That’s the message I take from the Focus PZEV. Carmakers routinely lobby and litigate against government-mandated improvements to the automobile -- from shoulder belts to CAFE standards -- using the same arguments: It will cost consumers more money; it will put people out of work; it can’t be done. And yet time and again we see it can, when the genius of the auto industry is put to work.
We should always ask for more.
Automotive critic Dan Neil
can be reached at
(BEGIN TEXT OF INFOBOX)
2005 Ford Focus ZX3 PZEV
Wheelbase: 102.9 inches
Length: 168.5 inches
Curb weight: 2,694 pounds

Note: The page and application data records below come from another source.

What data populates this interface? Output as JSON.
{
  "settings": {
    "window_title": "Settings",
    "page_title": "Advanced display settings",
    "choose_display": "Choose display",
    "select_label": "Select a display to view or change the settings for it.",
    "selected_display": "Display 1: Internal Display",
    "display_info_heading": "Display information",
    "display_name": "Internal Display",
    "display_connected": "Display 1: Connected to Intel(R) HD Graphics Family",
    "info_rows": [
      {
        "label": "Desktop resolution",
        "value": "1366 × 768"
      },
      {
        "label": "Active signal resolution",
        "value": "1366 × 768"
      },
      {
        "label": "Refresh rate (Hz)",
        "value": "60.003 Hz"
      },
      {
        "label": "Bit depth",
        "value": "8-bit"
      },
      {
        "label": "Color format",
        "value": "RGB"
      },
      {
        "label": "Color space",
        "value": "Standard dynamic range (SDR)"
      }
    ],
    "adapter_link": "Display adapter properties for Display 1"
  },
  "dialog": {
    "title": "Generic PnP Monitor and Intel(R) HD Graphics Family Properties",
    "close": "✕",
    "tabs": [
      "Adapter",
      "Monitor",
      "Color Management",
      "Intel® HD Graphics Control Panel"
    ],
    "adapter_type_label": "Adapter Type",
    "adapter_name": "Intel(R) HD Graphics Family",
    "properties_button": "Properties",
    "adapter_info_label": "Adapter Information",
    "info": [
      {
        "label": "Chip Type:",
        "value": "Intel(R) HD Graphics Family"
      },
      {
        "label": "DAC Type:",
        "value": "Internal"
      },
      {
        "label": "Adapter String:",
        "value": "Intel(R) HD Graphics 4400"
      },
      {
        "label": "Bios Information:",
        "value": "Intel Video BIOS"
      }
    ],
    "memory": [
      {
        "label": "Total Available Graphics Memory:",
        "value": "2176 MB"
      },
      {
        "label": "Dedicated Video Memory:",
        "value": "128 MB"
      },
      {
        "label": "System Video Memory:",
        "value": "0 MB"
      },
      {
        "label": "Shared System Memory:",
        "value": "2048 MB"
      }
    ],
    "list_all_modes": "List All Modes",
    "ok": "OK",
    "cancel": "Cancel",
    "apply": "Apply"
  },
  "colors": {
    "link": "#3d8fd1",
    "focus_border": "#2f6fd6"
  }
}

Powertrain: 2.0-liter Duratec I-4, dual-overhead cam engine, five-speed manual transmission, front-wheel drive
Horsepower: 130 horsepower at 6,000 rpm
Torque: 129 pound-feet at 4,000 rpm

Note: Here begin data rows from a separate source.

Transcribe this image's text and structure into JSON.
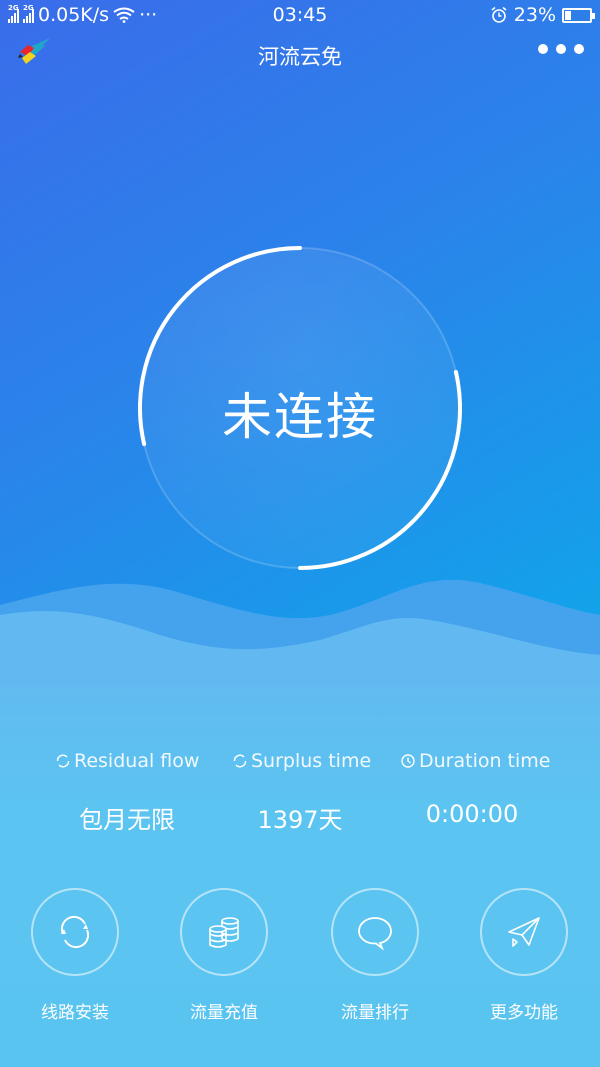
{
  "status_bar": {
    "network_1": "2G",
    "network_2": "2G",
    "speed": "0.05K/s",
    "overflow": "···",
    "time": "03:45",
    "battery_percent": "23%",
    "battery_level": 0.23
  },
  "app": {
    "title": "河流云免",
    "logo_icon": "winged-bird-logo",
    "menu_icon": "more-dots-icon"
  },
  "connection": {
    "status": "未连接",
    "progress": 0.5
  },
  "stats": [
    {
      "icon": "refresh-icon",
      "label": "Residual flow",
      "value": "包月无限"
    },
    {
      "icon": "refresh-icon",
      "label": "Surplus time",
      "value": "1397天"
    },
    {
      "icon": "clock-icon",
      "label": "Duration time",
      "value": "0:00:00"
    }
  ],
  "actions": [
    {
      "icon": "sync-icon",
      "label": "线路安装"
    },
    {
      "icon": "coins-icon",
      "label": "流量充值"
    },
    {
      "icon": "chat-bubble-icon",
      "label": "流量排行"
    },
    {
      "icon": "paper-plane-icon",
      "label": "更多功能"
    }
  ],
  "colors": {
    "top_gradient_start": "#3a6cea",
    "top_gradient_end": "#0ea8ea",
    "bottom": "#5ac4f0"
  }
}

Acceleration: 0 to 60 mph in 9.0 seconds (with M5 transmission)
EPA rating: 26 miles per gallon city, 35 mpg highway
Price, base: $13,550
Price, as tested: $16,150
Competitor: Honda Civic, Toyota Corolla
Final thoughts: Air apparent
Source: Ford Motor Company
Models making the grade
Below is a list of 2004 model year cars certified as partial zero- emission vehicles. To qualify, a car must meet the California Air Resources Board super-ultra- low-emission vehicle standard, have no evaporative emissions, and have a powertrain warranty of 15 years or 150,000 miles.
BMW: 325Ci coupe, 325i sedan, 325i sports wagon
DaimlerChrysler: Sebring sedan
Dodge: Stratus SXT sedan
Ford: Focus LX, SE and ZTS sedan; Focus ZX3 and ZX5 hatchback; Focus SE and ZTW wagon
Honda: Accord EX and LX sedan
Hyundai: Elantra GLS 2.0L
Mitsubishi: Galant DE and ES 2.4L
Nissan: Altima 2.5, 2.5S and 2.5SL; Sentra 1.8
Subaru: Legacy 2.5 GT and L sedan; Legacy 2.5 GT, L wagon; Legacy Outback Limited wagon and sedan
Toyota: Camry LE, SE and XLE
Volkswagen: Jetta GL and GLS 2.0L sedan
Volvo: 2.4 S60 sedan; V70 wagon
Source: California Air Resources Board